Expected outcomes among people we support… based on an audit of sensory work ‘We started the Sensory Diet two weeks ago. X has been far more settled since this, and hasn’t ripped any of her tops’ ‘Now that Y’s day is a lot more structured and interesting for her, she is happier to get out of bed in the mornings’ ‘Z’s Sensory Diet is now included in his Care Plan. He’s become…far more responsive to us; making more eye contact and smiling more, and becoming animated at times’ ‘I’ve seen a tremendous improvement in A’s engagement in activities offered to him’ ‘B is happy with her increase in activities, and is happy to be encouraged with domestic jobs around the house’ ‘We’ve seen a total turnaround in C’s general well-being; huge improvements in his skills, interactions, choice making and general confidence…many of his old behaviours which could prove difficult to manage have more or less disappeared’
References Mansell, J. et al. Engagement in Meaningful Activity and the Active Support of People with Intellectual Disabilities in Residential Care.
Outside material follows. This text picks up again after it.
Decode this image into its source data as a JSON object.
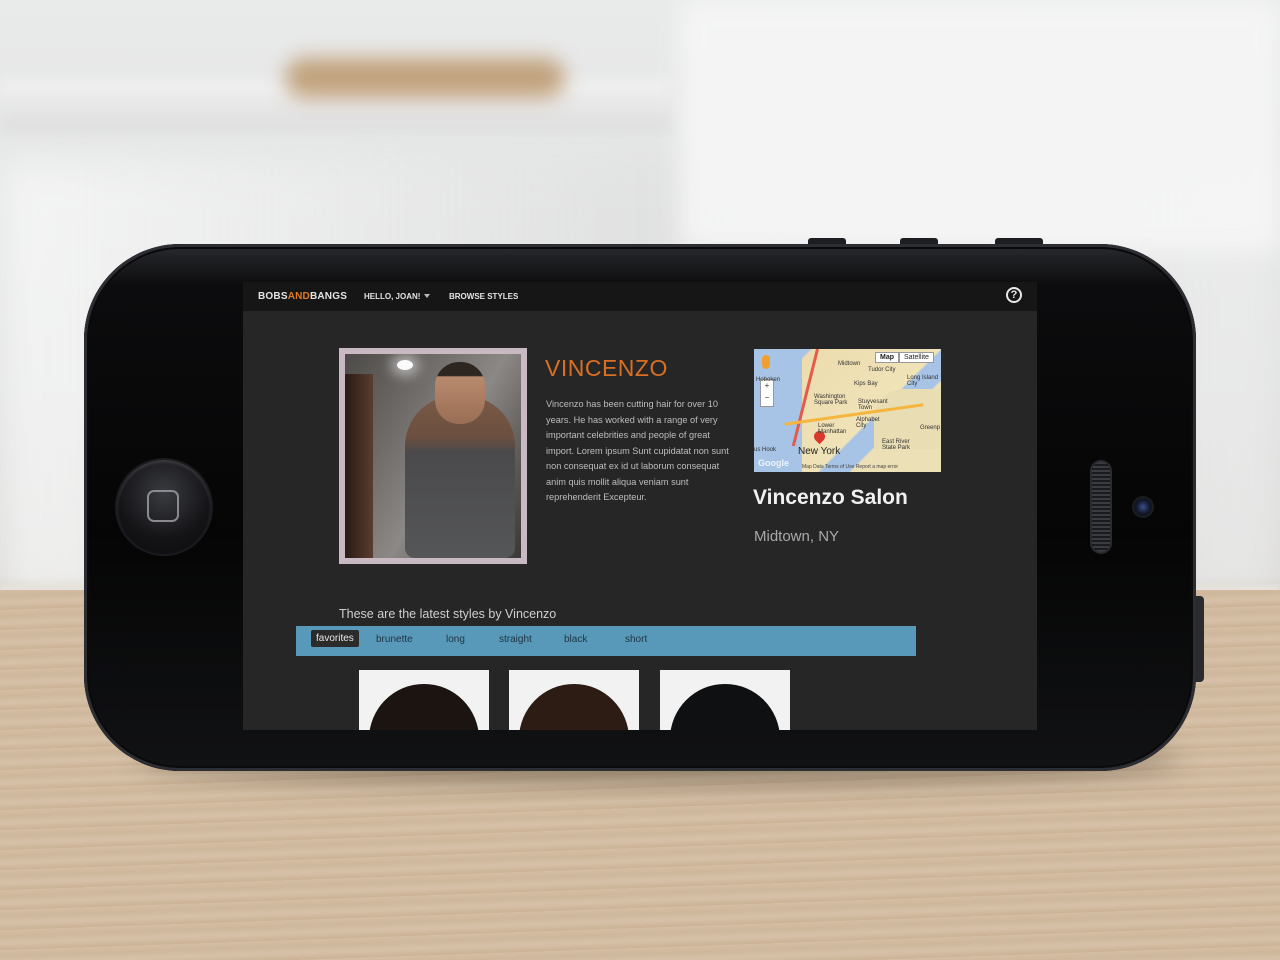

In: Research in Developmental Disabilities, Volume 23 Issue 5, Sept–Oct 2002, pages Ayres, A.J., (2005). Sensory Integration and the Child: Understanding hidden sensory challenges. Los Angeles: Western Psychological Services. Kielhofner, G. (2007). Model of Human Occupation: Theory & Application. Philadelphia: Lippincott, Williams & Wilkins Turner A, Foster M, Johnson S E (1999). OT and Physical Dysfunction, 4 th edn. Churchill Livingstone, New York Valuing People, Department of Health Valuing People Now, Department of Health